9 of 10 people found the following review helpful
A powerful book.,
This review is from: Tell A Thousand Lies: A Novel Set In India (Kindle Edition)
Three sisters, Pullamma, Lata and Malli have been brought up by their grandmother. The grandmother wants to find them a husband, but only two of the girls are "pretty". Pullamma is too dark to be considered attractive in 1980 India.
That's the theme in essence. We don't have anything to do with Malli (although her wedding brings us Kondal Rao and he's is going to be Pullamma's nightmare), Malli is married off from the start and we only begin to get to know Lata towards the end of the book. It's Pullamma's story and her that we life we get to know, but she's a girl very much of her time and heritage. All she wants is a husband and a family. Unlike her twin, Lata, she isn't interested in education.

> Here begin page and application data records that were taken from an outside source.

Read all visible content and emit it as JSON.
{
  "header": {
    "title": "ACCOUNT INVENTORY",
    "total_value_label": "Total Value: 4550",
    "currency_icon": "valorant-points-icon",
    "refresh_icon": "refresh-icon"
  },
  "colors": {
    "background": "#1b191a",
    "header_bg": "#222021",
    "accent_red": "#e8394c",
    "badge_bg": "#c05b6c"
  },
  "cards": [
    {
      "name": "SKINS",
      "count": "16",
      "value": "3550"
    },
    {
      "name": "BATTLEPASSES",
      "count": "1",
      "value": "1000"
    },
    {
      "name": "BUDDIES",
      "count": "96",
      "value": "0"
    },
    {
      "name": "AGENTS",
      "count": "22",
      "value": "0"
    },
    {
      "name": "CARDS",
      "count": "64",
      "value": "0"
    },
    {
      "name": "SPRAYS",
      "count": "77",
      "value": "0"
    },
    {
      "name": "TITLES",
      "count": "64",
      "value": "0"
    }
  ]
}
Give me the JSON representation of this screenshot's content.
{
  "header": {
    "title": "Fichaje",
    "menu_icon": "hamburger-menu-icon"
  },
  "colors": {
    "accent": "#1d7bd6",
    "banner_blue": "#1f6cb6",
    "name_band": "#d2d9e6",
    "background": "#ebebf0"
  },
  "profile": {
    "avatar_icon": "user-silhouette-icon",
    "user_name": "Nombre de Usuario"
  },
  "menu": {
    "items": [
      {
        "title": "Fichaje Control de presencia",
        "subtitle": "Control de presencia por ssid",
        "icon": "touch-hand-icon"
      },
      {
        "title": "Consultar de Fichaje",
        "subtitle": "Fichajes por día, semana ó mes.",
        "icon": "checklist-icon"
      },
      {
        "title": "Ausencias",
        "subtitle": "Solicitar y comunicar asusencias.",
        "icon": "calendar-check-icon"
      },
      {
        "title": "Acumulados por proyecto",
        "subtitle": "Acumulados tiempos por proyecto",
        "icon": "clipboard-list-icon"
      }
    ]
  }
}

In the beginning I did wonder if the book had too much "info dump" because there was a lot telling about how people from that culture lived, but before I realised I was hooked on Pullamma's story and found myself keen to finish. There were a few flashbacks that became a jumble at times, and I did wonder if the story was too "big" for the author, but overall I think Rasana Atreya did a very good job indeed. It was easy reading, and opened my eyes to how "free" Western culture is and how much it's taken for granted.
Pullamma, as a character, was delightful, although I found her too naive at times, especially as she openly trusted people even when, one after the other, they took advantage of her. Her husband was a character I couldn't warm to at all! I hoped Pullamma would dump him by the end of the story for being such a wuss and a pushover, but no, she "loved him".
Tell a Thousand Lies is a story I'm going to remember (for all the right reasons), I do think there was a lot packed into it, maybe too much? It wasn't so much as a roller coaster read, but a long, fast straight ride until you arrive with a bump the end. There was no break, no respite from the misery dumped on poor Pullamma, or if there was, it was in very short supply of a line or two of prose. I was quite out of breath towards the end!
In short it is a powerful book, and very much worth a read.